8. Hence, the exclusive jurisdiction conferred on the Claims Officer by the O. E. A. Act must give way in face of the provisions of Sections 45A and 45B of the Banking Companies Act by which the; High Court alone has exclusive jurisdiction to determine the claim of a banking company under liquidation for payment out of the compensation money.
9. Doubtless, where there is no conflict between the two Acts the High Court will be bound to follow the provisions of the O. E. A. Act in estimating the amount of compensation payable. The conflict between the two Acts is essentially in respect of the exclusive jurisdiction of the High Court to determine the amount payable to a Banking Company. There is no conflict as regards the estimation of the amount so payable. Thus, the provisions of Section 20(2) of the O. E. A. Act regarding scaling down of interest and the provisions of Section 28(3) of that Act (already referred to) would continue to apply. Those provisions may offend some of the provisions of the Transfer of Property Act regarding the rights of a mortgagee. But the O. E. A. Act has been assented to by the President and hence would prevail over any provision of the Transfer of Property Act inconsistent with it by virtue of Article 254(2) of the Constitution.

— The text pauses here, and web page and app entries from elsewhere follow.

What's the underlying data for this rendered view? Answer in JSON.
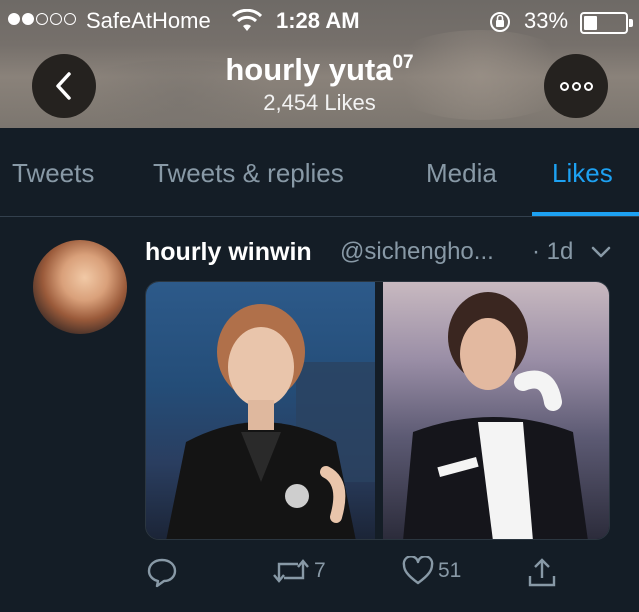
{
  "status_bar": {
    "carrier": "SafeAtHome",
    "time": "1:28 AM",
    "battery_percent": "33%",
    "battery_level": 0.33,
    "signal_dots_filled": 2,
    "signal_dots_total": 5,
    "icons": [
      "wifi-icon",
      "rotation-lock-icon",
      "battery-icon"
    ]
  },
  "header": {
    "title": "hourly yuta",
    "title_superscript": "07",
    "likes_count": "2,454 Likes",
    "back_icon": "chevron-left-icon",
    "more_icon": "more-horizontal-icon"
  },
  "tabs": [
    {
      "label": "Tweets",
      "active": false
    },
    {
      "label": "Tweets & replies",
      "active": false
    },
    {
      "label": "Media",
      "active": false
    },
    {
      "label": "Likes",
      "active": true
    }
  ],
  "tweet": {
    "author_name": "hourly winwin",
    "author_handle": "@sichengho...",
    "time": "· 1d",
    "menu_icon": "chevron-down-icon",
    "media_count": 2,
    "actions": {
      "reply_icon": "reply-icon",
      "retweet_icon": "retweet-icon",
      "retweet_count": "7",
      "like_icon": "heart-icon",
      "like_count": "51",
      "share_icon": "share-icon"
    }
  },
  "colors": {
    "background": "#141d26",
    "accent": "#1da1f2",
    "muted_text": "#8899a6",
    "divider": "#33404d"
  }
}
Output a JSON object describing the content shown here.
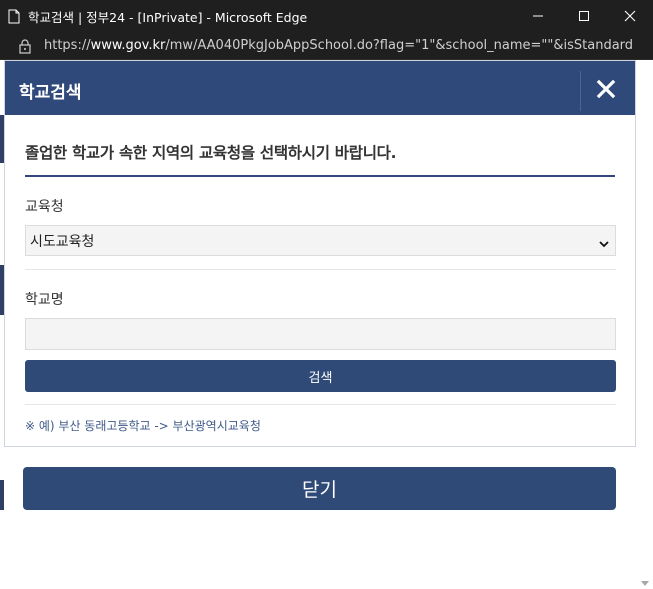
{
  "window": {
    "title": "학교검색 | 정부24 - [InPrivate] - Microsoft Edge",
    "url_scheme": "https://",
    "url_host": "www.gov.kr",
    "url_rest": "/mw/AA040PkgJobAppSchool.do?flag=\"1\"&school_name=\"\"&isStandard..."
  },
  "modal": {
    "title": "학교검색",
    "instruction": "졸업한 학교가 속한 지역의 교육청을 선택하시기 바랍니다.",
    "office_label": "교육청",
    "office_select_value": "시도교육청",
    "school_label": "학교명",
    "school_input_value": "",
    "search_button": "검색",
    "example_text": "※ 예) 부산 동래고등학교 -> 부산광역시교육청"
  },
  "footer": {
    "close_button": "닫기"
  },
  "colors": {
    "header_bg": "#2f4a7a",
    "button_bg": "#304a77",
    "titlebar_bg": "#1f1f1f"
  }
}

10. The construction of Section 37(3) of the O. E. A. Act, however, presents some difficulty, under Section 45B, Banking Companies Act the High Court alone has exclusive jurisdiction to determine any question of law or fact relating to the winding up of a banking company. The question as to whether the amount due to the banking company should be realised in one lump sum or by instalments is a 'question of fact relating to the winding up of the banking company' and would thus be within the exclusive jurisdiction of the High Court. But this jurisdiction would be seriously curtailed if by virtue of Section 37(3) ofthe O. E. A. Act the State Government claim unfettered discretion to pay the sum either in one instalment or in thirty annual equated instalments. If Section 37(3) were to prevail the result would be that the winding up proceedings of banking companies which have advanced loans to proprietors of estates and other 'intermediaries' as defined in the O. E. A. Act would be protected for a period of thirty years and the essential purpose for which the Banking Companies (Amendment) Act, 1953 was passed would be frustrated. I would therefore take the view that Section 37(3) of the O. E. A. Act must give way before Section 45B, Banking Companies Act.
11. In the result the Official Liquidator is directed to apply to this Court and not before the Claims Officer for determination of the amount payable to the banking company out of the total compensation payable for the acquisition of the estate of the judgment-debtor. This Court after determining the sum in the light of the provisions of Sections 20(2) and 28(3) of the Orissa Estates Abolition Act would then take further steps to recover the sum from the compensation money in the hands of the Government.
12. Let a copy of this order be given to the Advocate General and also to the Official Liquidator of the Puri Bank Ltd.